Yesterday, sewing designer Abby Glassenberg wrote about the self-imposed rules she follows in her business. I love rules. I mean, I hate rules. I love-hate rules.
I have a general problem with authority and a healthy inclination toward skepticism, so other peopleâ€™s rules usually make me raise an eyebrow.
(Iâ€™m not talking lawsÂ here, though after watching Breaking Bad [season four, OMG!] the other night, Greg and I did get to talking about what kind of crime weâ€™d choose to commit if we were to decide to become criminals. I said Iâ€™d choose civil disobedience, because the only way Iâ€™d feel comfortable breaking the law is if I believed that law was hurting people.)
I was raised with four firm rules that I continue to follow:
- No sugar breakfast cereals. (To this day, I consider Honey Nut Cheerios to be a special grown-up treat, and I rarely if ever have a bowl of them on their own.)
- No pop before noon. (When I was a kid New Yorker, we called it soda, natch. And I donâ€™t drink much pop anyway. This is an easy rule to follow.)
- Always wear your seatbelt. (I do this now, even in the backseat.)
- Donâ€™t skimp on footwear; spend more on great shoes.
As someone whoâ€™s generally averse to external constraints, these four rules provide a great framework for solid adult decision-making. I allow myself treats, but not for breakfast (with the absolutely required exception of traveling and the occasional unavoidable morning donut). Limit foods that arenâ€™t good for me (I struggle with this in areas unrelated to pop). When itâ€™s straightforward to take a safety precaution (a warrantedÂ safety precaution), take it. Spend more money on fewer quality products.
Like Abby, I work from home, and like her, I must get fully dressed every work day. Sure, sometimes I fail on this and donâ€™t get into the shower till 1pm, but I donâ€™t actually enjoy that. Being dressed by 9am feels good. When Iâ€™m clean and dressed I feel capable and ready to get shit done.
Here are other business rules Iâ€™ve given myself:
- Meet your deadlines unless you absolutely canâ€™t, and if you canâ€™t, give as much notice as possible to your client or your editor. (You might wonder why I set such an obvious rule.

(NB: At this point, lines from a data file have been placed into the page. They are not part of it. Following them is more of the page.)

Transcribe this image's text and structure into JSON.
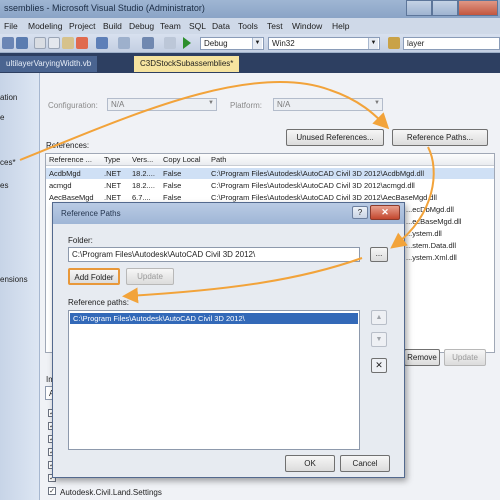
{
  "window": {
    "title": "ssemblies - Microsoft Visual Studio (Administrator)"
  },
  "menu": [
    "File",
    "Modeling",
    "Project",
    "Build",
    "Debug",
    "Team",
    "SQL",
    "Data",
    "Tools",
    "Test",
    "Window",
    "Help"
  ],
  "toolbar": {
    "config": "Debug",
    "platform": "Win32",
    "search": "layer"
  },
  "tabs": {
    "inactive": "ultilayerVaryingWidth.vb",
    "active": "C3DStockSubassemblies*"
  },
  "sidebar": [
    "ation",
    "e",
    "ces*",
    "es",
    "ensions"
  ],
  "settings": {
    "configuration_label": "Configuration:",
    "configuration_value": "N/A",
    "platform_label": "Platform:",
    "platform_value": "N/A",
    "references_label": "References:",
    "unused_refs_btn": "Unused References...",
    "ref_paths_btn": "Reference Paths...",
    "remove_btn": "Remove",
    "update_btn": "Update",
    "imports_label": "Im"
  },
  "references": {
    "columns": [
      "Reference ...",
      "Type",
      "Vers...",
      "Copy Local",
      "Path"
    ],
    "rows": [
      [
        "AcdbMgd",
        ".NET",
        "18.2....",
        "False",
        "C:\\Program Files\\Autodesk\\AutoCAD Civil 3D 2012\\AcdbMgd.dll"
      ],
      [
        "acmgd",
        ".NET",
        "18.2....",
        "False",
        "C:\\Program Files\\Autodesk\\AutoCAD Civil 3D 2012\\acmgd.dll"
      ],
      [
        "AecBaseMgd",
        ".NET",
        "6.7....",
        "False",
        "C:\\Program Files\\Autodesk\\AutoCAD Civil 3D 2012\\AecBaseMgd.dll"
      ],
      [
        "",
        "",
        "",
        "",
        "...ecDbMgd.dll"
      ],
      [
        "",
        "",
        "",
        "",
        "...ecBaseMgd.dll"
      ],
      [
        "",
        "",
        "",
        "",
        "...ystem.dll"
      ],
      [
        "",
        "",
        "",
        "",
        "...stem.Data.dll"
      ],
      [
        "",
        "",
        "",
        "",
        "...ystem.Xml.dll"
      ]
    ]
  },
  "dialog": {
    "title": "Reference Paths",
    "help": "?",
    "close": "✕",
    "folder_label": "Folder:",
    "folder_value": "C:\\Program Files\\Autodesk\\AutoCAD Civil 3D 2012\\",
    "browse": "...",
    "add_folder": "Add Folder",
    "update": "Update",
    "paths_label": "Reference paths:",
    "paths": [
      "C:\\Program Files\\Autodesk\\AutoCAD Civil 3D 2012\\"
    ],
    "move_up": "▲",
    "move_down": "▼",
    "delete": "✕",
    "ok": "OK",
    "cancel": "Cancel"
  },
  "imports": {
    "namespace_input": "A",
    "last_item": "Autodesk.Civil.Land.Settings"
  },
  "colors": {
    "annotation": "#f2a33a",
    "selection": "#3369b8",
    "tab_active": "#f5e39f"
  }
}
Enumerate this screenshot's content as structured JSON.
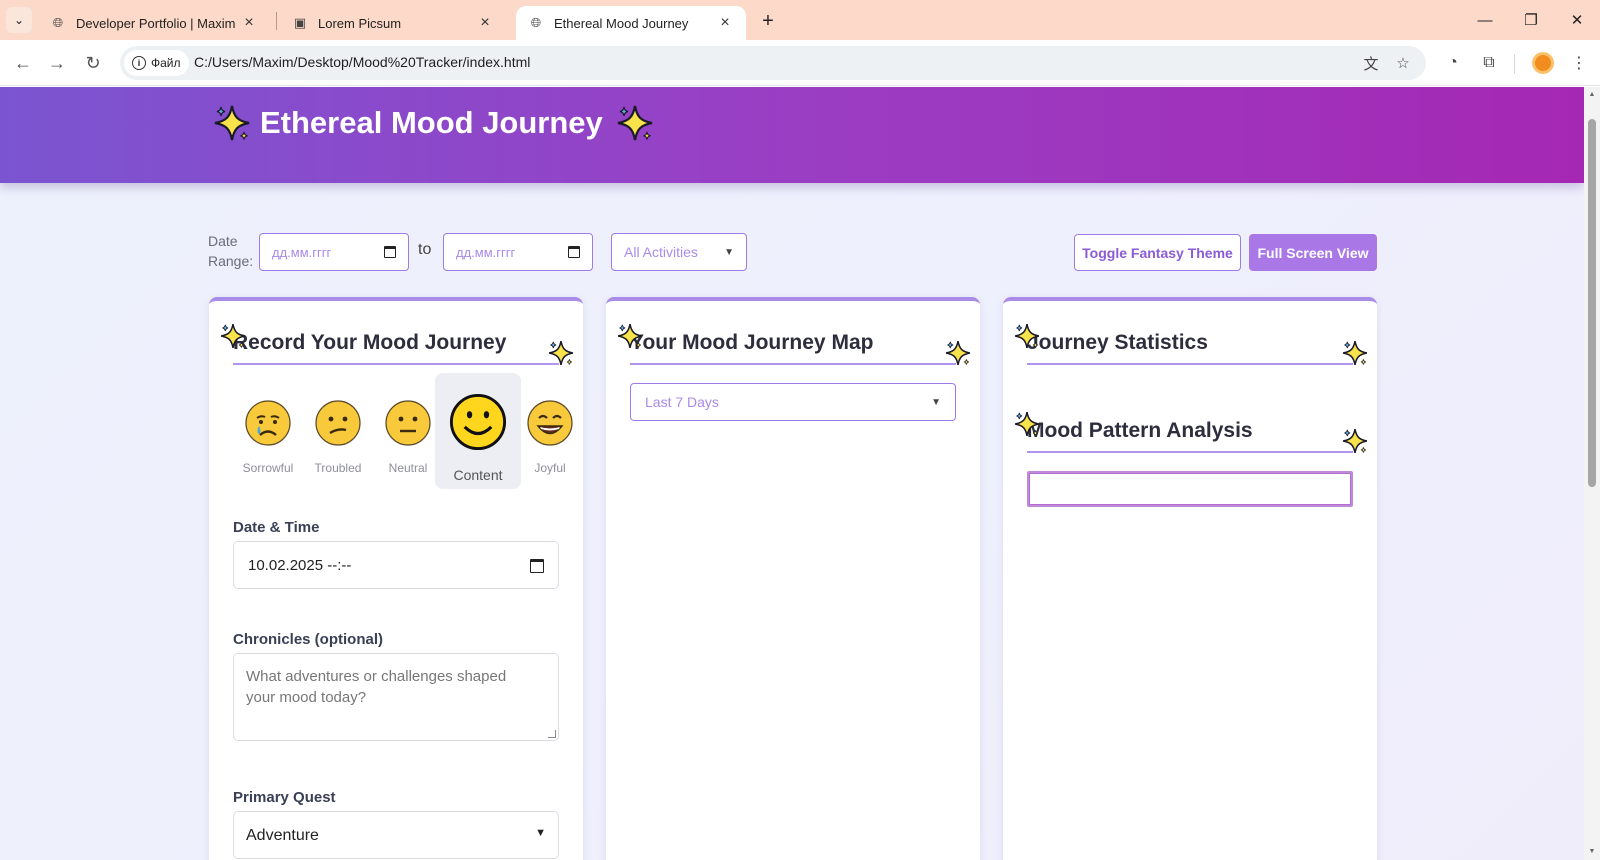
{
  "browser": {
    "tabs": [
      {
        "title": "Developer Portfolio | Maxim Mk",
        "favicon": "globe-icon",
        "active": false
      },
      {
        "title": "Lorem Picsum",
        "favicon": "image-icon",
        "active": false
      },
      {
        "title": "Ethereal Mood Journey",
        "favicon": "globe-icon",
        "active": true
      }
    ],
    "site_chip": "Файл",
    "url": "C:/Users/Maxim/Desktop/Mood%20Tracker/index.html"
  },
  "header": {
    "title": "Ethereal Mood Journey",
    "sparkle": "✨"
  },
  "filters": {
    "date_range_label_1": "Date",
    "date_range_label_2": "Range:",
    "date_from_placeholder": "дд.мм.гггг",
    "to_text": "to",
    "date_to_placeholder": "дд.мм.гггг",
    "activity_selected": "All Activities",
    "toggle_theme_label": "Toggle Fantasy Theme",
    "fullscreen_label": "Full Screen View"
  },
  "record_card": {
    "heading": "Record Your Mood Journey",
    "moods": [
      {
        "label": "Sorrowful",
        "face": "crying-face"
      },
      {
        "label": "Troubled",
        "face": "confused-face"
      },
      {
        "label": "Neutral",
        "face": "neutral-face"
      },
      {
        "label": "Content",
        "face": "smiling-face",
        "selected": true
      },
      {
        "label": "Joyful",
        "face": "grinning-face"
      }
    ],
    "datetime_label": "Date & Time",
    "datetime_value": "10.02.2025  --:--",
    "notes_label": "Chronicles (optional)",
    "notes_placeholder": "What adventures or challenges shaped your mood today?",
    "quest_label": "Primary Quest",
    "quest_selected": "Adventure"
  },
  "map_card": {
    "heading": "Your Mood Journey Map",
    "range_selected": "Last 7 Days"
  },
  "stats_card": {
    "heading": "Journey Statistics",
    "analysis_heading": "Mood Pattern Analysis"
  },
  "colors": {
    "accent": "#a98be8",
    "hero_start": "#7b55d1",
    "hero_end": "#a528b4",
    "emoji_yellow": "#f8c93a"
  }
}
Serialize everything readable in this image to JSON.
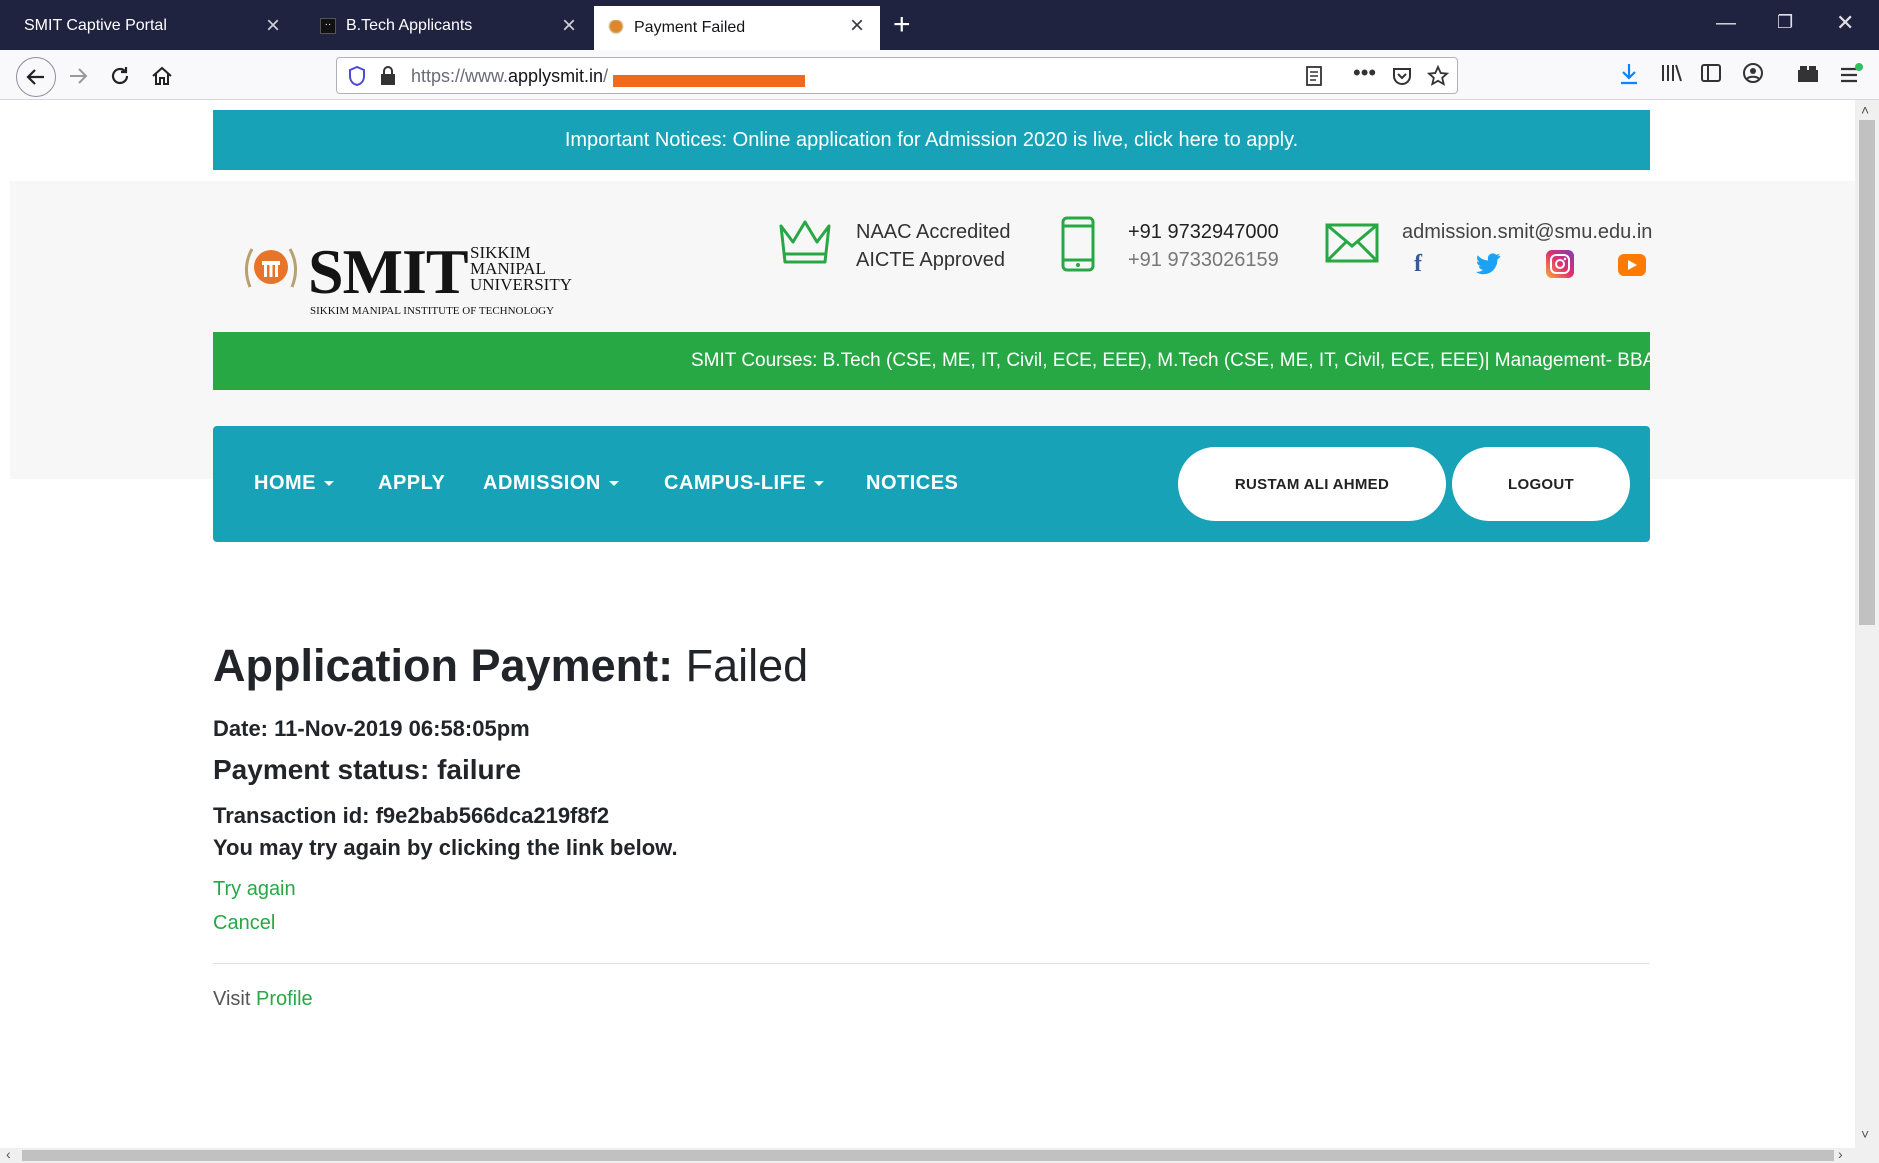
{
  "browser": {
    "tabs": [
      {
        "title": "SMIT Captive Portal"
      },
      {
        "title": "B.Tech Applicants"
      },
      {
        "title": "Payment Failed"
      }
    ],
    "url_prefix": "https://www.",
    "url_host": "applysmit.in",
    "url_path": "/"
  },
  "notice": "Important Notices: Online application for Admission 2020 is live, click here to apply.",
  "header": {
    "logo": {
      "word": "SMIT",
      "sub_line1": "SIKKIM",
      "sub_line2": "MANIPAL",
      "sub_line3": "UNIVERSITY",
      "tagline": "SIKKIM MANIPAL INSTITUTE OF TECHNOLOGY"
    },
    "accreditation": {
      "line1": "NAAC Accredited",
      "line2": "AICTE Approved"
    },
    "phones": {
      "line1": "+91 9732947000",
      "line2": "+91 9733026159"
    },
    "email": "admission.smit@smu.edu.in"
  },
  "courses": "SMIT Courses: B.Tech (CSE, ME, IT, Civil, ECE, EEE), M.Tech (CSE, ME, IT, Civil, ECE, EEE)| Management- BBA,",
  "nav": {
    "home": "HOME",
    "apply": "APPLY",
    "admission": "ADMISSION",
    "campus": "CAMPUS-LIFE",
    "notices": "NOTICES",
    "user": "RUSTAM ALI AHMED",
    "logout": "LOGOUT"
  },
  "payment": {
    "title_bold": "Application Payment:",
    "title_status": " Failed",
    "date": "Date: 11-Nov-2019 06:58:05pm",
    "status": "Payment status: failure",
    "transaction": "Transaction id: f9e2bab566dca219f8f2",
    "retry_msg": "You may try again by clicking the link below.",
    "try_again": "Try again",
    "cancel": "Cancel",
    "visit_label": "Visit ",
    "profile_link": "Profile"
  },
  "colors": {
    "teal": "#17a2b8",
    "green": "#28a745",
    "chrome_dark": "#202340"
  }
}
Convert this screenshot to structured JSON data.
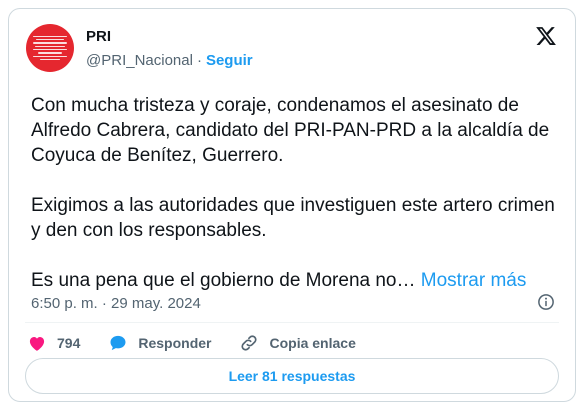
{
  "header": {
    "display_name": "PRI",
    "handle": "@PRI_Nacional",
    "separator": "·",
    "follow_label": "Seguir"
  },
  "tweet": {
    "paragraph_1": "Con mucha tristeza y coraje, condenamos el asesinato de Alfredo Cabrera, candidato del PRI-PAN-PRD a la alcaldía de Coyuca de Benítez, Guerrero.",
    "paragraph_2": "Exigimos a las autoridades que investiguen este artero crimen y den con los responsables.",
    "paragraph_3": "Es una pena que el gobierno de Morena no…",
    "show_more_label": "Mostrar más",
    "timestamp": "6:50 p. m. · 29 may. 2024"
  },
  "actions": {
    "like_count": "794",
    "reply_label": "Responder",
    "copy_link_label": "Copia enlace"
  },
  "footer": {
    "read_replies_label": "Leer 81 respuestas"
  },
  "colors": {
    "accent": "#1d9bf0",
    "like": "#f91880",
    "avatar_bg": "#e5272f"
  },
  "icons": [
    "x-logo-icon",
    "info-icon",
    "heart-icon",
    "reply-bubble-icon",
    "link-icon"
  ]
}
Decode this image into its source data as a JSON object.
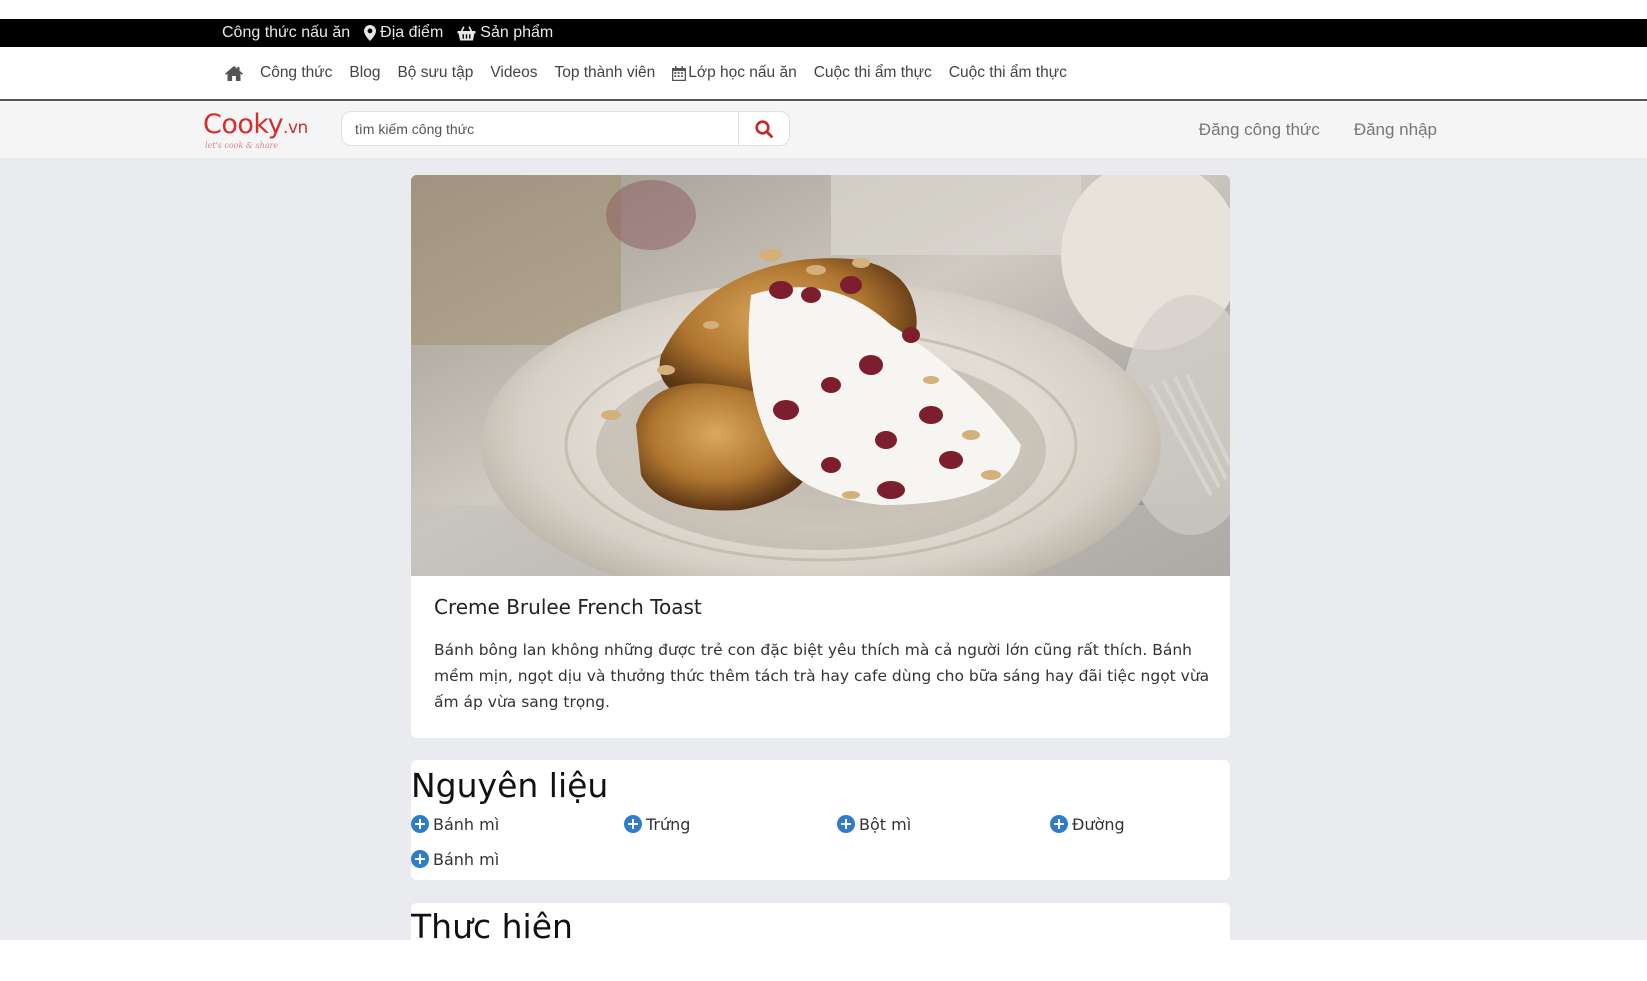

Iâ€™ve learned over the years that missed deadlines are a publishing-industry assumption. But just because some people blow past their deadlines without comment doesnâ€™t mean I have to. Also, when Iâ€™m the one settingÂ deadlines, I always pad them. Always. Things come up, they always do.)
- Get paid, unless you donâ€™t care about getting paid to do a particular job. (Iâ€™m going to write an entire post on this getting paid thing very soon.)
- Say no to opportunities that donâ€™t excite, entertain, satisfy or otherwise gratify your need to do meaningful, engaging work.
- Follow your gut, always. Say yes to opportunities when your gut says to, even if they donâ€™t seem to make sense. Say no when your gut says to, even if youâ€™d get rich.
- Remember what makes you tick. This might not apply to everyone, but I cobble my work together. I do some freelance editing and writing. I write books. I speak. I teach. With so many different typesÂ of work floating around inside my calendar and my to-do list, I need to always keep in mind that I need all the work I do to be in line with my higher-level goals. Examples of my fairly long list of higher-level goals: Have fun, work with good people, work to contribute something good to the world, be creative, be yourself.
Structure is my enemy, but a few well-conceived constraints liberate me.
What kinds of rules do you follow in life and/or in business?
Oh, and donâ€™t think Iâ€™ve forgotten itâ€™s Halloween. Happy Halloween! Hereâ€™s a picture of my kid in the costume Greg made him. He wanted to be a city bus thatâ€™s not in service. (I love that Translink really has their buses say â€œSorryâ€ when they arenâ€™t in service.) Heâ€™s dressed as a pumpkin at daycare today, but this bus will be going trick-or-treating tonight!